BEGIN
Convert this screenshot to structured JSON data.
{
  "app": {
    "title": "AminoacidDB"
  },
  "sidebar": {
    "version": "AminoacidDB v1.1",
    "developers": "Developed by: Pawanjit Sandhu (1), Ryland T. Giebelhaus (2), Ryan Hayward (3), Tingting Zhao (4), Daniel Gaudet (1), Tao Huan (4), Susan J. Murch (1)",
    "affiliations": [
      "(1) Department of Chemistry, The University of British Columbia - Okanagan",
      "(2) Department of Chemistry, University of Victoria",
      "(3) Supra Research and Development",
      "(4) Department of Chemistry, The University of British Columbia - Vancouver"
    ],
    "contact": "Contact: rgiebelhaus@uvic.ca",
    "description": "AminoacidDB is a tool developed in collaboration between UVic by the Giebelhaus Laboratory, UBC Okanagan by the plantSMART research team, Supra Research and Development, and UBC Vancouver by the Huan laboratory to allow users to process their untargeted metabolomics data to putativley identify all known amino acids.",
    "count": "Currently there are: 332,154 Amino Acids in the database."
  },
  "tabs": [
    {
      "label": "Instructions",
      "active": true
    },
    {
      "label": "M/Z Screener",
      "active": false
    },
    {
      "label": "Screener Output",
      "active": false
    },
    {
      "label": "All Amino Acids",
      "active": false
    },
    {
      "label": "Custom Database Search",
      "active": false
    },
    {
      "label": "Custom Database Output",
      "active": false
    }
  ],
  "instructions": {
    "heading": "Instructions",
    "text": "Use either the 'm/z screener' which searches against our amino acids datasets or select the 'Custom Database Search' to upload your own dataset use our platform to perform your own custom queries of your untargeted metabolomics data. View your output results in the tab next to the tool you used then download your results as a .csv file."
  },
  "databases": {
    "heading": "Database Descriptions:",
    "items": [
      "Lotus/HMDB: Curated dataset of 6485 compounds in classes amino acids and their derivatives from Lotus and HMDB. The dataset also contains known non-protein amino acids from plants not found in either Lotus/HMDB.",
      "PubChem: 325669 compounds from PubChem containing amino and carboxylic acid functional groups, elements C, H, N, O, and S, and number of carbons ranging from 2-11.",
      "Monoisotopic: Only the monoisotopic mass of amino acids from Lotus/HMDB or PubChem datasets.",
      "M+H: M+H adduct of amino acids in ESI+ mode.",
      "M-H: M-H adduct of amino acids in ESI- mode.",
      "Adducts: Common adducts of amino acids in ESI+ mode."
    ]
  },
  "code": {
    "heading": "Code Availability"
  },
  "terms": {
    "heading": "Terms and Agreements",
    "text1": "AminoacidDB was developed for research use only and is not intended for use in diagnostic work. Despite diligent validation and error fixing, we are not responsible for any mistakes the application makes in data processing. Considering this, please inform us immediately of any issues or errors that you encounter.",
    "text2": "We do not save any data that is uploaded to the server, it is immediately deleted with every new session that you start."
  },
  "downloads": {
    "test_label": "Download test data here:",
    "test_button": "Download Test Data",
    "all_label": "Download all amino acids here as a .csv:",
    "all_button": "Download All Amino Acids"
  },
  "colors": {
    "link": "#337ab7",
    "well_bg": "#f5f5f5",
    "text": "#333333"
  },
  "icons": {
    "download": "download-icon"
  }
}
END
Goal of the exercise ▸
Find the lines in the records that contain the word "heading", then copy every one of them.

Task solution ▸
    "heading": "Instructions",
    "heading": "Database Descriptions:",
    "heading": "Code Availability"
    "heading": "Terms and Agreements",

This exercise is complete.